And as he was in the air, back on Capitol Hill, a trio of legal scholars were telling Democrats exactly what they wanted to hear: that the President had indeed committed impeachable offences. And that’s where we start with NBC’s Peter Alexander.
[Cuts to video]
PETER ALEXANDER: Tonight, House Democrats leaning on history to make their case for impeaching President Trump.
ALEXANDER: Inviting a panel of constitutional scholars to bolster their investigation.
ALEXANDER: The Republican’s lone witness dismissing the Democrats case as wafer thin.
ALEXANDER: The tone not always scholarly. Professor Pamela Karlan taking offense to the Republican's assertion the experts have not done their homework.
PROF. PAMELA KARLAN: I would like to say to you, sir, that I read transcripts of every one of the witnesses. [Transition] I'm insulted by the suggestion that as a law professor I don't care about those facts.
ALEXANDER: Later, Karlan drawing criticism for invoking President Trump's 13-year-old son to make her point that a president is not a king.
KARLAN: The constitution says there can be no titles of nobility. So, while the President can name his son Barron, he can't make him a baron.
ALEXANDER: The First Lady tweeting: “Pamela Karlan, you should be ashamed.” Karlan later apologizing.
KARLAN: I want to apologize for what I said earlier about the President's son.
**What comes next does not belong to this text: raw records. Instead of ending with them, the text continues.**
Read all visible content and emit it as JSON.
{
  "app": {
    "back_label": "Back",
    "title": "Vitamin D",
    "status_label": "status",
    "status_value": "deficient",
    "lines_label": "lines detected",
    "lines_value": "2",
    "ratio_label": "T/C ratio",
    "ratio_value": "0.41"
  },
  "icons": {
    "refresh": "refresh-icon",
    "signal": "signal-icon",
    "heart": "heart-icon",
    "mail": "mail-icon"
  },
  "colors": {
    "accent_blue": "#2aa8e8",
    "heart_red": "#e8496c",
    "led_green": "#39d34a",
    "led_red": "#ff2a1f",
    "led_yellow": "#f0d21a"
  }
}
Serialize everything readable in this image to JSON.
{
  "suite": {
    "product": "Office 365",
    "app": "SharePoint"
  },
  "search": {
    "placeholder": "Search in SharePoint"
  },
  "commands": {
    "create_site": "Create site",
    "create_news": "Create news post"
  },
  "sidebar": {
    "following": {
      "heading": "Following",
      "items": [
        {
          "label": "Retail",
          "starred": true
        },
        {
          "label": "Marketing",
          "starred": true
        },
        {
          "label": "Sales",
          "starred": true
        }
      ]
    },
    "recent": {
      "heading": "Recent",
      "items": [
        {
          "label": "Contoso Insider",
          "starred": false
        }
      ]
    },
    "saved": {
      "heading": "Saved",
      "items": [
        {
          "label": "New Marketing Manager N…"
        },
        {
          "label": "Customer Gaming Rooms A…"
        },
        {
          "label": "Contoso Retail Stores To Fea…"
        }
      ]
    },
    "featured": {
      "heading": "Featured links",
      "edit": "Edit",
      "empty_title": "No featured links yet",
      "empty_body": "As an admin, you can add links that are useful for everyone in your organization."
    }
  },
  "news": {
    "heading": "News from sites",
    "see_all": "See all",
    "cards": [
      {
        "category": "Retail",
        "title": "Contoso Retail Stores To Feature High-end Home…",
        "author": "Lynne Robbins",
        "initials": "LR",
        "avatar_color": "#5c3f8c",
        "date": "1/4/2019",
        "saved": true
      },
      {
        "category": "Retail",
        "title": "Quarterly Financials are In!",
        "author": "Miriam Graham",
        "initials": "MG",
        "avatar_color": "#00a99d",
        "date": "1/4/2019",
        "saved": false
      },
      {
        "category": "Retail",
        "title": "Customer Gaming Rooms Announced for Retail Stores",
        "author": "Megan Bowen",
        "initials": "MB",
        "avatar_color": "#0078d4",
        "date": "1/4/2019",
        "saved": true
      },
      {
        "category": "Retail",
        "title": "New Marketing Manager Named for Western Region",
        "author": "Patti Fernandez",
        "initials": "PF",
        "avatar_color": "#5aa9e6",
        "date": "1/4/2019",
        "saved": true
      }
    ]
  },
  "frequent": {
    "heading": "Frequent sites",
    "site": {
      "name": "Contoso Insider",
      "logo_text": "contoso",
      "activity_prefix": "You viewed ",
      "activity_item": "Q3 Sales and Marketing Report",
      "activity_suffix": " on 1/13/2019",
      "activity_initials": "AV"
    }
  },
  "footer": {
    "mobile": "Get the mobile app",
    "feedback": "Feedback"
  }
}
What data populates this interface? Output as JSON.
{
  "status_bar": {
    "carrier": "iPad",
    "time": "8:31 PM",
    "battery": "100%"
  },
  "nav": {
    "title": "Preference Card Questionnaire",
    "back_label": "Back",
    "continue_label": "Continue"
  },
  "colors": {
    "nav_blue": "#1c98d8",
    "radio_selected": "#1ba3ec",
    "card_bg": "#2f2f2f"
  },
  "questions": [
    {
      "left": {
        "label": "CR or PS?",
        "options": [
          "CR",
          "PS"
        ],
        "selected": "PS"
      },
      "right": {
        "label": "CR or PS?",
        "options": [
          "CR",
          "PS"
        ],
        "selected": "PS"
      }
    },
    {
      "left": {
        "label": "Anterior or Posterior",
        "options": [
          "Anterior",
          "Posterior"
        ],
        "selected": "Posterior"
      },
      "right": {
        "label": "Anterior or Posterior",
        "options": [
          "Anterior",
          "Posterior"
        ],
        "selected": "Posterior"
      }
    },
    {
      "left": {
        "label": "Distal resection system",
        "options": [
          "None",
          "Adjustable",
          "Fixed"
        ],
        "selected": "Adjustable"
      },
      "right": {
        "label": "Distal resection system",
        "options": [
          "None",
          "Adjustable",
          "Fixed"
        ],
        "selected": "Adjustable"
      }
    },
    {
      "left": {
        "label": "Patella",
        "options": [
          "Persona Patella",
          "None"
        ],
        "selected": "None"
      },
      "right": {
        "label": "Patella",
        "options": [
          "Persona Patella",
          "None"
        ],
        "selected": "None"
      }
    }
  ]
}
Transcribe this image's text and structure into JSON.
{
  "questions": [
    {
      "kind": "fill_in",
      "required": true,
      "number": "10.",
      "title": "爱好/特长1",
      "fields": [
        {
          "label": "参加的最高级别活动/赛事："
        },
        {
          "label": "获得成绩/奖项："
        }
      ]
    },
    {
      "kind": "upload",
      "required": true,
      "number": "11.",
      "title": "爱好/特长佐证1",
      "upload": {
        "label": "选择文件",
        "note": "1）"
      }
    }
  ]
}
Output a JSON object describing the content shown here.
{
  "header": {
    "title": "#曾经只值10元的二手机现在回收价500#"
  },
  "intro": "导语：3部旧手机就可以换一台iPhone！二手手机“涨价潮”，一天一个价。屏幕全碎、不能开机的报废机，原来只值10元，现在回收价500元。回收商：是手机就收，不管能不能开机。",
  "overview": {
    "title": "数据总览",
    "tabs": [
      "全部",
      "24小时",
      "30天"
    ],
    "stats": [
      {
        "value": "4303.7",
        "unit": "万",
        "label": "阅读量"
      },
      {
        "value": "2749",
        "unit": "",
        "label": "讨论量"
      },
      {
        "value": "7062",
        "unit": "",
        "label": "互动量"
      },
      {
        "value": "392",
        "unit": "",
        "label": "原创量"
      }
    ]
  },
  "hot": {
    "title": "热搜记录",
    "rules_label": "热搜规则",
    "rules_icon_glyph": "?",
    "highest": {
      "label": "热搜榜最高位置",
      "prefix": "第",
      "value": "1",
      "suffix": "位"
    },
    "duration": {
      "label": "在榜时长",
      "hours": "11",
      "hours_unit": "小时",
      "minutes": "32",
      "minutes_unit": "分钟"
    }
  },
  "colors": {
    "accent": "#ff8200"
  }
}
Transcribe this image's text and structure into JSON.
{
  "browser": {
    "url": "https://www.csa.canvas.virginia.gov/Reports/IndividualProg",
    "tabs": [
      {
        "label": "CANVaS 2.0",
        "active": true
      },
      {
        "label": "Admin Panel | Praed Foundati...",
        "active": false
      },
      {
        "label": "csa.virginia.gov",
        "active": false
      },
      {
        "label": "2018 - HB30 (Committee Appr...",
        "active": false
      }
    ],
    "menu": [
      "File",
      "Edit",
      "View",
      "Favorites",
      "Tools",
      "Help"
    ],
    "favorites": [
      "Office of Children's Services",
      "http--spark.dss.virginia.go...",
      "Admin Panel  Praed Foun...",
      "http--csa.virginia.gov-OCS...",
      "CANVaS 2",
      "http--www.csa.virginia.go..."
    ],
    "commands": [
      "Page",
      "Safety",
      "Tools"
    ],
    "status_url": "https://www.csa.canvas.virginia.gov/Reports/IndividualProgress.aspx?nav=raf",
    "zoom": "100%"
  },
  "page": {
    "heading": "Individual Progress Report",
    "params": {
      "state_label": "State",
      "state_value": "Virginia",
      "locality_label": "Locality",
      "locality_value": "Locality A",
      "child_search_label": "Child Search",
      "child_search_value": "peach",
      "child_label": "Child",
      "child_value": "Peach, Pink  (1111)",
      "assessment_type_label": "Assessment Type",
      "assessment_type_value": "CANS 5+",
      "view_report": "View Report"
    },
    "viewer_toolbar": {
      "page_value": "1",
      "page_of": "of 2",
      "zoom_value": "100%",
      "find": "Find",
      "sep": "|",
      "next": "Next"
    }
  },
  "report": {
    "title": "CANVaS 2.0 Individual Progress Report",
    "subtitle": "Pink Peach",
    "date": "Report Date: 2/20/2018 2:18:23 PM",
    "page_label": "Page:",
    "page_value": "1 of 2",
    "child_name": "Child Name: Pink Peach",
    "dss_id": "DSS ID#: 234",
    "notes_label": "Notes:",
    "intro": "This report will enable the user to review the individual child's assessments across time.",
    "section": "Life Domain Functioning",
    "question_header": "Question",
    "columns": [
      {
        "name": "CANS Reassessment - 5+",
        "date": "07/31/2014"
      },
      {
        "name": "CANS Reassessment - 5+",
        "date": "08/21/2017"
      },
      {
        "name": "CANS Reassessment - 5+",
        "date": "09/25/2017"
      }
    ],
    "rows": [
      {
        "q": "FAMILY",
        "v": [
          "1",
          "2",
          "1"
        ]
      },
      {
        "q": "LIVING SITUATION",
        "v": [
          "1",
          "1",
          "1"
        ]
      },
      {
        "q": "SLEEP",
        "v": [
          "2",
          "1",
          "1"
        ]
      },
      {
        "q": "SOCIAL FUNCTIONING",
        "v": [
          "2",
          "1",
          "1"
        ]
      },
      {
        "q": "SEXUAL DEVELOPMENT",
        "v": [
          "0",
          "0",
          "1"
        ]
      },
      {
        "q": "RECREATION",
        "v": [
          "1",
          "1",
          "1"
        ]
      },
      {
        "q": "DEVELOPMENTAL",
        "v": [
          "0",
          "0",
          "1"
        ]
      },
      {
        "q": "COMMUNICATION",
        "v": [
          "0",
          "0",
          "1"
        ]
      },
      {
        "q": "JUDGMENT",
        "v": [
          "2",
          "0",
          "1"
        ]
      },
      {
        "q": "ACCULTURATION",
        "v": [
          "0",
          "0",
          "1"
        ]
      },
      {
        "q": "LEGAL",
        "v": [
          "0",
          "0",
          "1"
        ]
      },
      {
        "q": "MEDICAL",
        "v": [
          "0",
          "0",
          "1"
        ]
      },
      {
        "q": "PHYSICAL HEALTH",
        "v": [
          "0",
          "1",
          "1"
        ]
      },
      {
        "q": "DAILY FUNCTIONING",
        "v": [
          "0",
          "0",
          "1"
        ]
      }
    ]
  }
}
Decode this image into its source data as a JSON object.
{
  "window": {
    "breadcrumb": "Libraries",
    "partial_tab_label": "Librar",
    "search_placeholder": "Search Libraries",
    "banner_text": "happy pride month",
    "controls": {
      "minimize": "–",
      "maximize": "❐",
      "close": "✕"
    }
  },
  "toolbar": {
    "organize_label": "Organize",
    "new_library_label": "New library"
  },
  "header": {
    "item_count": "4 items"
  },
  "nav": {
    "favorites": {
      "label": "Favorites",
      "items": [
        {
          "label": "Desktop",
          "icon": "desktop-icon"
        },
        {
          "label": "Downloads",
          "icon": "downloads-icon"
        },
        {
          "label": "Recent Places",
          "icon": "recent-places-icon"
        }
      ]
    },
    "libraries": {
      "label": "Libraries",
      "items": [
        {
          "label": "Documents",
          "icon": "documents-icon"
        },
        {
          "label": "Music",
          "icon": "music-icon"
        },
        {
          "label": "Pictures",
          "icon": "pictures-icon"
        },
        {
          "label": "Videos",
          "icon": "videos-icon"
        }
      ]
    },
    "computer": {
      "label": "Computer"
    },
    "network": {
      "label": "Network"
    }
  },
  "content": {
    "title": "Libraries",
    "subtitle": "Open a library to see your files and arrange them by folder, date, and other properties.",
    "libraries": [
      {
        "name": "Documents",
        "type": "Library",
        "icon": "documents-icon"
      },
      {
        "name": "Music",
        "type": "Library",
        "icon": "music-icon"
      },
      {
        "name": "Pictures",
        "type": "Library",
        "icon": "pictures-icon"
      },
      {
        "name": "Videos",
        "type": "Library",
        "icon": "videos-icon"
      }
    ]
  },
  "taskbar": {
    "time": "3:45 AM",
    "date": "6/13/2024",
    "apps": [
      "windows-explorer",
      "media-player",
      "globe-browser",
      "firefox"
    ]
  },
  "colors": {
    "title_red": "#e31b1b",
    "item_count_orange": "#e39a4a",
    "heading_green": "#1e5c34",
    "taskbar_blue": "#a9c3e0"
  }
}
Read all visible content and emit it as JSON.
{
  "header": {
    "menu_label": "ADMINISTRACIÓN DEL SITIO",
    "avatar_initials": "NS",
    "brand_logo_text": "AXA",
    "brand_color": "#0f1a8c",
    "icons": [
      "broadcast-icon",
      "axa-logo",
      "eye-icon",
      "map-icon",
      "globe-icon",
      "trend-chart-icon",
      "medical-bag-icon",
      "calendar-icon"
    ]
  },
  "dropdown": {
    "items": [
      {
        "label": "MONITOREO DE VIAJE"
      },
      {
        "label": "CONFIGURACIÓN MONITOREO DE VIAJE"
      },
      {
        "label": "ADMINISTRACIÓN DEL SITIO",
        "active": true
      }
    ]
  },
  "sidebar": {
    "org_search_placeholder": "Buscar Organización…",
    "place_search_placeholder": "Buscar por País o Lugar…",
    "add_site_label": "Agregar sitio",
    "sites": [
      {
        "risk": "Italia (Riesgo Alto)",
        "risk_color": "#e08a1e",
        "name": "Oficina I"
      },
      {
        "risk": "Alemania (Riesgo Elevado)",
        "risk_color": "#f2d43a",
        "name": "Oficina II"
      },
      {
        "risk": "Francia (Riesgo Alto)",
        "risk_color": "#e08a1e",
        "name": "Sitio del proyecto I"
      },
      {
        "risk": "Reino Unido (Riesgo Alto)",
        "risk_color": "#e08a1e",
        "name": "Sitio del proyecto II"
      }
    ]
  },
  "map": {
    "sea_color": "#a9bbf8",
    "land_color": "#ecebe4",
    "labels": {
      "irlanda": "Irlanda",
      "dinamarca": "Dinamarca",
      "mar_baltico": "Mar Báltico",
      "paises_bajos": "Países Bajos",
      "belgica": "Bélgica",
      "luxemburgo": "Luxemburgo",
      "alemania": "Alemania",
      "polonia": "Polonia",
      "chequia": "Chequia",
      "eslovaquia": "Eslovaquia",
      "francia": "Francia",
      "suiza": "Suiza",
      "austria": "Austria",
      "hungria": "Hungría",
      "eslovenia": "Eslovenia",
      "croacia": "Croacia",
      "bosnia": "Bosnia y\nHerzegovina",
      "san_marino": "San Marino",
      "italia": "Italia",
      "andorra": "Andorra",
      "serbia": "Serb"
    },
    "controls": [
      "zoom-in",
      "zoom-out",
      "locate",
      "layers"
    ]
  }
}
It was wrong of me to do that.
ALEXANDER: All of coming as Rudy Giuliani, the President’s personal lawyer, already under scrutiny for his role in the pressure campaign on Ukraine, is back in Eastern Europe.